By former Assemblymember Steven Sanders
It is said that a good deal is one in which neither party is entirely satisfied. More about that in a moment.
Rent regulations in New York City has been a thorny issue for decades. So a little recent history. The Rent Guidelines Board (RGB) was established in 1969 and modified by the passage of the Emergency Tenant Protection Act of 1974. There are nine members of the RGB all appointed by the mayor. Of the nine, two are from the real estate industry, two representatives of tenant groups and five “public members.”
The RGB will meet on June 26 to set rent increases for leases that will expire beginning on October 1 through September 30, 2019. Currently, increases are set at 1.25 percent for a one-year lease and two percent for a two-year lease. Based on the proposals that have been recommended for public comment by the RGB, next year’s guidelines will be similar. There have been years where the rent increases rose into the double digits and there have been years that rents have been frozen. Generally speaking whatever the RGB decides, both tenants and owners cry foul. This year will be no different.
The fact is that try as they may, the RGB satisfies nobody. Moreover, it is difficult to do any planning because nobody knows what the rents will be set at from year to year. It is also a very dubious claim that the decision by the RGB is tied to any real economic data in terms of owners’ costs or profits and certainly not taking into consideration the financial burdens on tenants. In short, it is an arbitrary and often political process.

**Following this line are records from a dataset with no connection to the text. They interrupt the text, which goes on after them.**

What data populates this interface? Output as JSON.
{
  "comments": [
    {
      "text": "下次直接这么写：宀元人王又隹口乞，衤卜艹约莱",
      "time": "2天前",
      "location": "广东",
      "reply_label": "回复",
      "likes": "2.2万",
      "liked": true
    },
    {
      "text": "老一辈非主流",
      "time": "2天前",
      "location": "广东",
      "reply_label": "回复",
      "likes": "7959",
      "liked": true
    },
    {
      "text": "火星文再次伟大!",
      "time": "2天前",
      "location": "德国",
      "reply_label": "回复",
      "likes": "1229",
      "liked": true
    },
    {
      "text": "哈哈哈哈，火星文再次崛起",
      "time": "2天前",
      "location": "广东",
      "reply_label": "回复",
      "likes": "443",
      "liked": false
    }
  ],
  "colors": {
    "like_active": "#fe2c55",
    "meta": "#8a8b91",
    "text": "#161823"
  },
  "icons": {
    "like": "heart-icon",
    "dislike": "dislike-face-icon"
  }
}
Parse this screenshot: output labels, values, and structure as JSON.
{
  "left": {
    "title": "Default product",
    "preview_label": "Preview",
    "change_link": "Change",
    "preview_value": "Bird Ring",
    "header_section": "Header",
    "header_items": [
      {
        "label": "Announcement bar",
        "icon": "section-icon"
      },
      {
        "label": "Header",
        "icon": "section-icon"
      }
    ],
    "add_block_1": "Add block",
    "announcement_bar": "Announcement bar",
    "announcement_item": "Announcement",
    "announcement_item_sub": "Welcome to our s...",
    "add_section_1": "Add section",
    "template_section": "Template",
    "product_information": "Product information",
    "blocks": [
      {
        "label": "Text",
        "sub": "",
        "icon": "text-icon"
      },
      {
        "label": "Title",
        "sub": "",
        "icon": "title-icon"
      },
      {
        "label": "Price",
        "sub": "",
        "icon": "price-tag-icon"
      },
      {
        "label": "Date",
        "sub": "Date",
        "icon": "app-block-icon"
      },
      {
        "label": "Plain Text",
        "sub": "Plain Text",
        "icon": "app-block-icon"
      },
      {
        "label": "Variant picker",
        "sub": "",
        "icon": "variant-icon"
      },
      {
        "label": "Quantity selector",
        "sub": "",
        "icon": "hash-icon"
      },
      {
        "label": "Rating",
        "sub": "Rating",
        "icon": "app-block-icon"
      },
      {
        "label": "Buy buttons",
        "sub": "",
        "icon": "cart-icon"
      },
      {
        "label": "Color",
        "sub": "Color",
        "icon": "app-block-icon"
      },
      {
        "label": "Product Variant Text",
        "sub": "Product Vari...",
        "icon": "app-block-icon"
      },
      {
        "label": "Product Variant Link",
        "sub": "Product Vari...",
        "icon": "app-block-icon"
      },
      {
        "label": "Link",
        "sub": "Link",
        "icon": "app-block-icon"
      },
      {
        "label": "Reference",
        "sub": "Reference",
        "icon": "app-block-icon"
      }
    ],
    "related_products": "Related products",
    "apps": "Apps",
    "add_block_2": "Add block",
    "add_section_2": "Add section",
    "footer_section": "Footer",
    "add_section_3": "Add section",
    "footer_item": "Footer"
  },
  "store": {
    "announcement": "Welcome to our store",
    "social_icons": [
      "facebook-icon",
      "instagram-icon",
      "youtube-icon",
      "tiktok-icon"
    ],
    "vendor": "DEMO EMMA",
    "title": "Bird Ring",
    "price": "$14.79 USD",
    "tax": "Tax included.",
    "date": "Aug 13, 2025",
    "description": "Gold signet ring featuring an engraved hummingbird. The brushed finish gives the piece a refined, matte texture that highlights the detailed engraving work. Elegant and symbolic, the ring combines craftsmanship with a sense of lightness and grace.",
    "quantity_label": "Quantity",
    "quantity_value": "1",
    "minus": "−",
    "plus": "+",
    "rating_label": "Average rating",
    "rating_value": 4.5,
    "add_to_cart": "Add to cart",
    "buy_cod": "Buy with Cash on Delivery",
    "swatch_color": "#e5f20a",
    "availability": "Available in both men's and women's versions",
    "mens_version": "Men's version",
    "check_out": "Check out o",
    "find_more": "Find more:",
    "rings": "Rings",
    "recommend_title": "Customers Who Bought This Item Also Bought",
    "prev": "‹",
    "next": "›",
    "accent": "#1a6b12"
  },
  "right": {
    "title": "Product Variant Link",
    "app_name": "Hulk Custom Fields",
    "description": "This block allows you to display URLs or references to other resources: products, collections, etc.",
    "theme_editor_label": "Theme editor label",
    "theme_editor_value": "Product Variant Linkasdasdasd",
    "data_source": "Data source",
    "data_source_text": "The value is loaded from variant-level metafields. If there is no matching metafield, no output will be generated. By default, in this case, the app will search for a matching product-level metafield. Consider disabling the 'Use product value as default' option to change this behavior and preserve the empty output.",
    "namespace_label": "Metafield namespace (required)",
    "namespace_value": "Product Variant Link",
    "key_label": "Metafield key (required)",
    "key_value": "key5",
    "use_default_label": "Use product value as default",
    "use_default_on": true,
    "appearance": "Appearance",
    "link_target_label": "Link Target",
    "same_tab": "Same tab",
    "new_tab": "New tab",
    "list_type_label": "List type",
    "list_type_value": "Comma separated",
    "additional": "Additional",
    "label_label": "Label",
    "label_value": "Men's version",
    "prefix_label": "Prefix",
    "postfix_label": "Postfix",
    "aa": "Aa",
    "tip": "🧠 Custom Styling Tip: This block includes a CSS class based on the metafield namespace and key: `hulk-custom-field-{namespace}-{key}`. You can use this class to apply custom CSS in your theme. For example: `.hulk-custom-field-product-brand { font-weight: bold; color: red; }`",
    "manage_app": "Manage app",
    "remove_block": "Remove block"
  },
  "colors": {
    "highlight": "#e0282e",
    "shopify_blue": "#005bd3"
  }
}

Bill de Blasio campaigned for mayor in 2013, embracing the idea that there ought to be a rent freeze. And wouldn’t you know it, for two years the RGB did exactly that, for one-year leases.
There is no ideal process for setting rents. Owners must have enough operating capital in order to maintain buildings in decent repair. And since owning a building is not a charitable enterprise, they also need to realize some profit. If not, existing building stock will deteriorate and be abandoned. And tenants need to have access to affordable rents. Government bears some responsibility to make those two imperatives balance out, best as possible.
After studying this imperfect system for about 40 years serving on the Housing Committee in the State Assembly, and before that as president of the Stuyvesant Town-Peter Cooper Village Tenants Association, I know there will never be a system that will satisfy everyone or even most. But reliability is important and equity for all parties should be the goal. So here is a proposal that nobody will like, but might ultimately be fair, simpler and understandable.
First, abolish the Rent Guidelines Board. Then establish dependability, simplicity and end unnecessary bureaucracy by eliminating all lease renewal paperwork. Keep all the tenant and owner protections contained in those initial leases. Adjust rents by 2.5 percent bi-annually. If that is insufficient to adequately operate their building, require owners to open their financial records to show that their revenue is insufficient. End permanent rent increases associated with Major Capital Improvements so that the rent surcharge is eliminated five years after the MCI project cost has been recouped. Expand the Senior Citizen/Disability Rent Increase Exemption to include families with very low incomes under defined circumstances and index the income eligibility ceiling to the inflation data bi-annually.
Of course this proposal would be criticized by both sides. But perhaps that means it is good?